EXERCISE DESCRIPTION: Only the text belongs in the copy: repeat each record exactly, without pictures.

AVAILABLE DATA: Begin

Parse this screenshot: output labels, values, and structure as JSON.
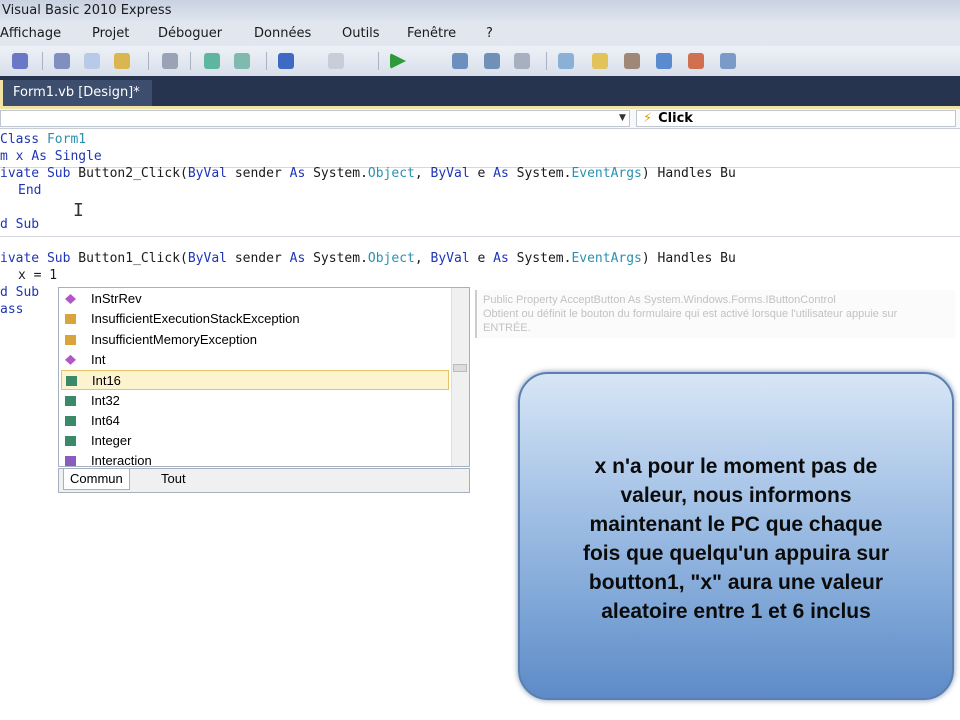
{
  "window": {
    "title": "Visual Basic 2010 Express"
  },
  "menu": [
    "Affichage",
    "Projet",
    "Déboguer",
    "Données",
    "Outils",
    "Fenêtre",
    "?"
  ],
  "tab": {
    "label": "Form1.vb [Design]*"
  },
  "navbar": {
    "right": "Click"
  },
  "code": {
    "l1": {
      "a": "Class",
      "b": "Form1"
    },
    "l2": {
      "a": "m x",
      "b": "As",
      "c": "Single"
    },
    "l3": {
      "a": "ivate",
      "b": "Sub",
      "c": " Button2_Click(",
      "d": "ByVal",
      "e": " sender ",
      "f": "As",
      "g": " System.",
      "h": "Object",
      "i": ", ",
      "j": "ByVal",
      "k": " e ",
      "l": "As",
      "m": " System.",
      "n": "EventArgs",
      "o": ") Handles Bu"
    },
    "l4": "End",
    "l5": {
      "a": "d",
      "b": "Sub"
    },
    "l6": {
      "c": " Button1_Click("
    },
    "l7": "x = 1",
    "l8": {
      "a": "d",
      "b": "Sub"
    },
    "l9": "ass"
  },
  "intellisense": {
    "items": [
      {
        "label": "InStrRev",
        "icon": "method-icon",
        "color": "#b257c9"
      },
      {
        "label": "InsufficientExecutionStackException",
        "icon": "class-icon",
        "color": "#d9a53b"
      },
      {
        "label": "InsufficientMemoryException",
        "icon": "class-icon",
        "color": "#d9a53b"
      },
      {
        "label": "Int",
        "icon": "method-icon",
        "color": "#b257c9"
      },
      {
        "label": "Int16",
        "icon": "structure-icon",
        "color": "#3a8a6a",
        "selected": true
      },
      {
        "label": "Int32",
        "icon": "structure-icon",
        "color": "#3a8a6a"
      },
      {
        "label": "Int64",
        "icon": "structure-icon",
        "color": "#3a8a6a"
      },
      {
        "label": "Integer",
        "icon": "structure-icon",
        "color": "#3a8a6a"
      },
      {
        "label": "Interaction",
        "icon": "module-icon",
        "color": "#8a5cc0"
      }
    ],
    "tabs": [
      "Commun",
      "Tout"
    ]
  },
  "tooltip": {
    "line1": "Public Property AcceptButton As System.Windows.Forms.IButtonControl",
    "line2": "Obtient ou définit le bouton du formulaire qui est activé lorsque l'utilisateur appuie sur",
    "line3": "ENTRÉE."
  },
  "callout": {
    "lines": [
      "x n'a pour le moment pas de",
      "valeur, nous informons",
      "maintenant le PC que chaque",
      "fois que quelqu'un appuira sur",
      "boutton1, \"x\" aura une valeur",
      "aleatoire entre 1 et 6 inclus"
    ]
  }
}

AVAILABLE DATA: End

ANSWER SPACE:
Parse this screenshot: output labels, values, and structure as JSON.
{
  "window": {
    "title": "Visual Basic 2010 Express"
  },
  "menu": [
    "Affichage",
    "Projet",
    "Déboguer",
    "Données",
    "Outils",
    "Fenêtre",
    "?"
  ],
  "tab": {
    "label": "Form1.vb [Design]*"
  },
  "navbar": {
    "right": "Click"
  },
  "code": {
    "l1": {
      "a": "Class",
      "b": "Form1"
    },
    "l2": {
      "a": "m x",
      "b": "As",
      "c": "Single"
    },
    "l3": {
      "a": "ivate",
      "b": "Sub",
      "c": " Button2_Click(",
      "d": "ByVal",
      "e": " sender ",
      "f": "As",
      "g": " System.",
      "h": "Object",
      "i": ", ",
      "j": "ByVal",
      "k": " e ",
      "l": "As",
      "m": " System.",
      "n": "EventArgs",
      "o": ") Handles Bu"
    },
    "l4": "End",
    "l5": {
      "a": "d",
      "b": "Sub"
    },
    "l6": {
      "c": " Button1_Click("
    },
    "l7": "x = 1",
    "l8": {
      "a": "d",
      "b": "Sub"
    },
    "l9": "ass"
  },
  "intellisense": {
    "items": [
      {
        "label": "InStrRev",
        "icon": "method-icon",
        "color": "#b257c9"
      },
      {
        "label": "InsufficientExecutionStackException",
        "icon": "class-icon",
        "color": "#d9a53b"
      },
      {
        "label": "InsufficientMemoryException",
        "icon": "class-icon",
        "color": "#d9a53b"
      },
      {
        "label": "Int",
        "icon": "method-icon",
        "color": "#b257c9"
      },
      {
        "label": "Int16",
        "icon": "structure-icon",
        "color": "#3a8a6a",
        "selected": true
      },
      {
        "label": "Int32",
        "icon": "structure-icon",
        "color": "#3a8a6a"
      },
      {
        "label": "Int64",
        "icon": "structure-icon",
        "color": "#3a8a6a"
      },
      {
        "label": "Integer",
        "icon": "structure-icon",
        "color": "#3a8a6a"
      },
      {
        "label": "Interaction",
        "icon": "module-icon",
        "color": "#8a5cc0"
      }
    ],
    "tabs": [
      "Commun",
      "Tout"
    ]
  },
  "tooltip": {
    "line1": "Public Property AcceptButton As System.Windows.Forms.IButtonControl",
    "line2": "Obtient ou définit le bouton du formulaire qui est activé lorsque l'utilisateur appuie sur",
    "line3": "ENTRÉE."
  },
  "callout": {
    "lines": [
      "x n'a pour le moment pas de",
      "valeur, nous informons",
      "maintenant le PC que chaque",
      "fois que quelqu'un appuira sur",
      "boutton1, \"x\" aura une valeur",
      "aleatoire entre 1 et 6 inclus"
    ]
  }
}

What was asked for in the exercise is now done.